A Riordan spokeswoman said that the city works with federal and state agencies to sponsor some events when foreign businessmen come to town, and the mayor’s office also helps supplement mailing lists of those agencies.
“But it’s more effective for us to supplement mailing lists than duplicate existing names,” she said, explaining why people like Chen may not receive direct notification from the mayor’s office when dignitaries come to town.
By comparison, the City of Long Beach tackled the issue of receiving and hosting foreign business dignitaries by co-founding the International Trade Council two years ago with the Port of Long Beach.
Members of the Trade Council include international trade leaders from both the public and private sectors, said Randal Hernandez, chief of staff for Long Beach Mayor Beverly O’Neill.
“The group puts together meaningful agendas for many foreign trade groups and dignitaries coming to Long Beach,” Hernandez said.
Riordan’s office has mentioned setting up a similar group for L.A., though nothing has ever come of the proposals, according to several business leaders who were approached about joining such a group.
“They talked about an advisory group when the mayor first got in to office. Then last year I was told they were trying to put together the same group again,” Woo of Megatoys said.
Woo noted that the mayor’s office contacted him a third time just two weeks ago about forming a group once more.
Mendoza defended the mayor’s lack of action on the advisory group by saying that Riordan doesn’t want to waste people’s time without creating a concrete plan of action for them to follow.
“That kind of input would be helpful. But I don’t want high-powered people coming together without an agenda of what we want to pursue,” he said.
Mendoza also pointed out that Riordan has either invested or plans to invest $640 million in the seaport, $1.8 billion in the Alameda Corridor and $9 billion on the expansion of LAX.
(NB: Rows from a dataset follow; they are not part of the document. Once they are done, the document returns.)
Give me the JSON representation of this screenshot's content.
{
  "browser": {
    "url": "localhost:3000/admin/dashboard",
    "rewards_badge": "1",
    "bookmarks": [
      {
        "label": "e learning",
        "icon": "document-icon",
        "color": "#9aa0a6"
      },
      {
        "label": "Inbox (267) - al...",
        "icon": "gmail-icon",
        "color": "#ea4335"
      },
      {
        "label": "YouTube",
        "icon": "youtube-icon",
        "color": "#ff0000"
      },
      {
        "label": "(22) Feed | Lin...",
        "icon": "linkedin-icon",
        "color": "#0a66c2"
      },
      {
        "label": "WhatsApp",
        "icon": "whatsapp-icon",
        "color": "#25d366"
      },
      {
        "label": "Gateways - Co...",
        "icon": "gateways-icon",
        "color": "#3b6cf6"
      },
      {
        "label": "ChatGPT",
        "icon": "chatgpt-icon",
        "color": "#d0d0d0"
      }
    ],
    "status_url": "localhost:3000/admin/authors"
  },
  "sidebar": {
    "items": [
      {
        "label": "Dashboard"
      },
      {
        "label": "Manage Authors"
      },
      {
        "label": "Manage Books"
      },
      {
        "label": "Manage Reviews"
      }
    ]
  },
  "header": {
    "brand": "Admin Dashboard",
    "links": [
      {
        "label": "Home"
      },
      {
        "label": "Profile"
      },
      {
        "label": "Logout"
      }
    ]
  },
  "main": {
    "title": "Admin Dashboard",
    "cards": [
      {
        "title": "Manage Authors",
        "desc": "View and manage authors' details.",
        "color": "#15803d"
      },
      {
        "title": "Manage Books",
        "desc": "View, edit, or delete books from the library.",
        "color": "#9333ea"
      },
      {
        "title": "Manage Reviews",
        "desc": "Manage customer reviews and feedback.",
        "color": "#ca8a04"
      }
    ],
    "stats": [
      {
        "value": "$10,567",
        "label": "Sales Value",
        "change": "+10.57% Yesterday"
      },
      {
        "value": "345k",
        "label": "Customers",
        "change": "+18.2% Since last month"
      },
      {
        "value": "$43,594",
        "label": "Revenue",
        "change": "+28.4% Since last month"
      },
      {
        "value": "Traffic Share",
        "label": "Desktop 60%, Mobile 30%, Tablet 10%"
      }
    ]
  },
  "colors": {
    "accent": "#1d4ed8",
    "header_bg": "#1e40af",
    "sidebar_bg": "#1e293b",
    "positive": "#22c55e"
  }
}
The city has also established two duty-free foreign trade zones, one near the port and one near LAX, under Riordan’s watch.
But even after those commitments, Riordan has sent out a mixed message on his support for international trade by taking funds from LAX and the harbor for general fund programs, according to Winter of the Foreign Trade Association.
“I think he could have shown some more awareness and attention (to promoting international trade), and his lack of awareness is reflected in his mixed message,” Winter said.
To address some of the industry’s concerns, Riordan’s office will announce on Feb. 1 the formation of an export development office, Mendoza said.
The new office will be run by the World Trade Center Association and is being co-funded by the City of L.A. and Southern California Edison with an annual budget of $100,000.
The city of Long Beach, by comparison, established an export development center over three years ago.